| TASK STATEMENT |
Extract every line between the one with "Output a JSON" and the end of the entries, both included, word for word and free of pictures.

★ ★ ★ ★ ★ ★ ★

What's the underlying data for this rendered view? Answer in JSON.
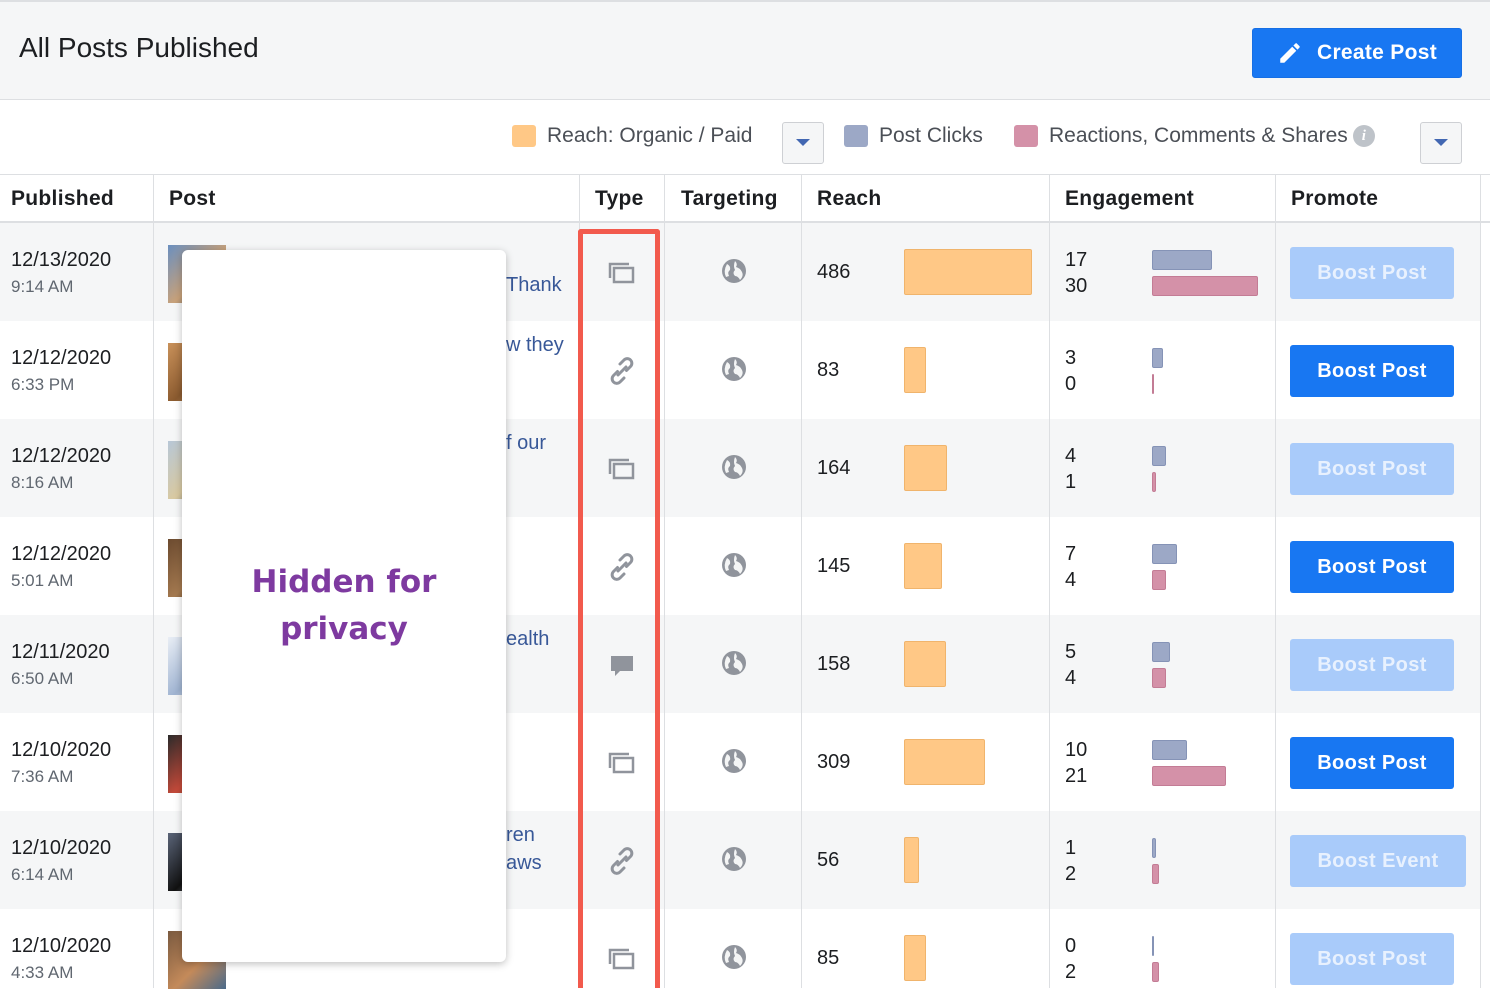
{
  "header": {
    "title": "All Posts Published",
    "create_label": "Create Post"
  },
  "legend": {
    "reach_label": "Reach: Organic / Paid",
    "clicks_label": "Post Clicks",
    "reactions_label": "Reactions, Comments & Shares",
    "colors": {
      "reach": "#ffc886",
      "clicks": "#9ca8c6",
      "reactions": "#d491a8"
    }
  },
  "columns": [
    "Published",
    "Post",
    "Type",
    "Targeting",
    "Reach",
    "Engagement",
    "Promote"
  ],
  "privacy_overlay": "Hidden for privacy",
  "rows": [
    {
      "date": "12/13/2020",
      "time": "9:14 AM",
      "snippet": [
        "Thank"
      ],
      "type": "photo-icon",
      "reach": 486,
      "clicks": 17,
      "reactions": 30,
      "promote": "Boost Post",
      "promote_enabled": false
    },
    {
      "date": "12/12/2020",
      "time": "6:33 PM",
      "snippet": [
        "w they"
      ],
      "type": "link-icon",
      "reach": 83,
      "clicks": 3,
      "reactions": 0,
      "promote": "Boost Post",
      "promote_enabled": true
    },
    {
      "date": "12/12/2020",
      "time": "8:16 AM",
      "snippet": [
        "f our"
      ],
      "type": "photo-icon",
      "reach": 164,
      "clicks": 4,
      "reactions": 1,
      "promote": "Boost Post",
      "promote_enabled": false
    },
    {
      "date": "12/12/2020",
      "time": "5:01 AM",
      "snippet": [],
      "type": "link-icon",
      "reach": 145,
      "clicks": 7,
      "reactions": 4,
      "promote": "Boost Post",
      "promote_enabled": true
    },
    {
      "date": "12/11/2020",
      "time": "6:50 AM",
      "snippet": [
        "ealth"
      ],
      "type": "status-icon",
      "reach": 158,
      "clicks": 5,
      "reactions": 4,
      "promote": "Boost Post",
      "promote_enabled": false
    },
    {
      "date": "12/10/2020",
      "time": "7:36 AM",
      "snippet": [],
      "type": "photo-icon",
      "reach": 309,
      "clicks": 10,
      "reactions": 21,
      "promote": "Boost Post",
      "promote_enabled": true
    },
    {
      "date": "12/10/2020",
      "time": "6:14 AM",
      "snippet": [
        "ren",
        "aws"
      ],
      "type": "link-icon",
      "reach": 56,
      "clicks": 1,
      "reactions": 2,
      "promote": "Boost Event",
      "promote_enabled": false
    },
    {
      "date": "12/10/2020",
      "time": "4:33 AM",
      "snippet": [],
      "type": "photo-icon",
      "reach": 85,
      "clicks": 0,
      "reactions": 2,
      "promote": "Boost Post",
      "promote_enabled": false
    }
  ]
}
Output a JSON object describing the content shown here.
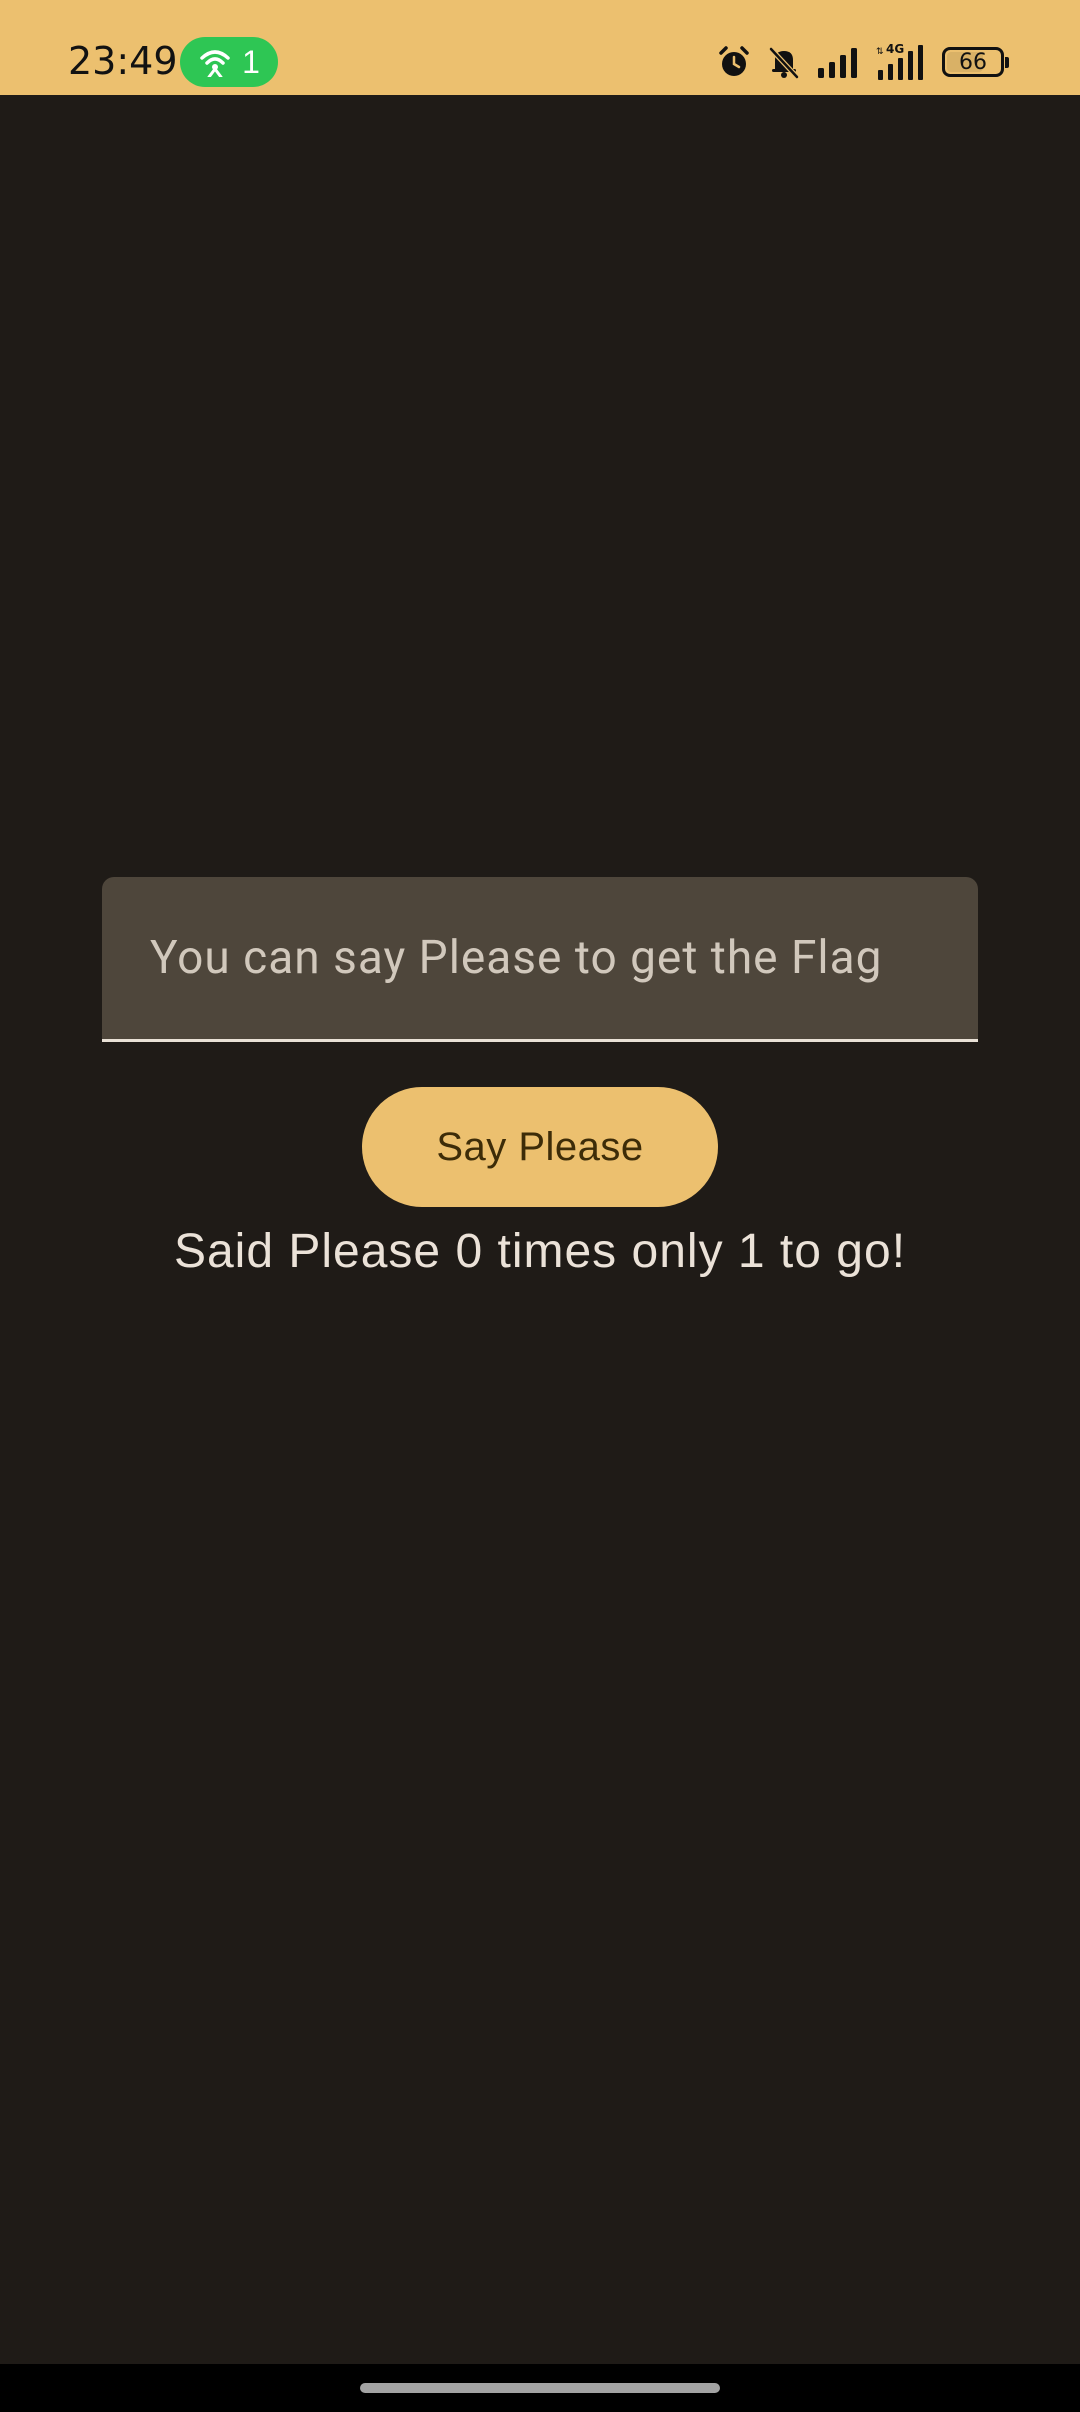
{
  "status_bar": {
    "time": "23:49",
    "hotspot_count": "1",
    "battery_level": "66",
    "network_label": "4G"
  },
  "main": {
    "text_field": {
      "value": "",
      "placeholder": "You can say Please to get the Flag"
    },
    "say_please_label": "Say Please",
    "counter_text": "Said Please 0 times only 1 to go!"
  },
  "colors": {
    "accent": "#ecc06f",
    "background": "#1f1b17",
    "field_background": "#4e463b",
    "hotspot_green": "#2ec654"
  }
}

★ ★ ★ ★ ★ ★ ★

| YOUR SOLUTION |
Output a JSON object describing the content shown here.
{
  "status_bar": {
    "time": "23:49",
    "hotspot_count": "1",
    "battery_level": "66",
    "network_label": "4G"
  },
  "main": {
    "text_field": {
      "value": "",
      "placeholder": "You can say Please to get the Flag"
    },
    "say_please_label": "Say Please",
    "counter_text": "Said Please 0 times only 1 to go!"
  },
  "colors": {
    "accent": "#ecc06f",
    "background": "#1f1b17",
    "field_background": "#4e463b",
    "hotspot_green": "#2ec654"
  }
}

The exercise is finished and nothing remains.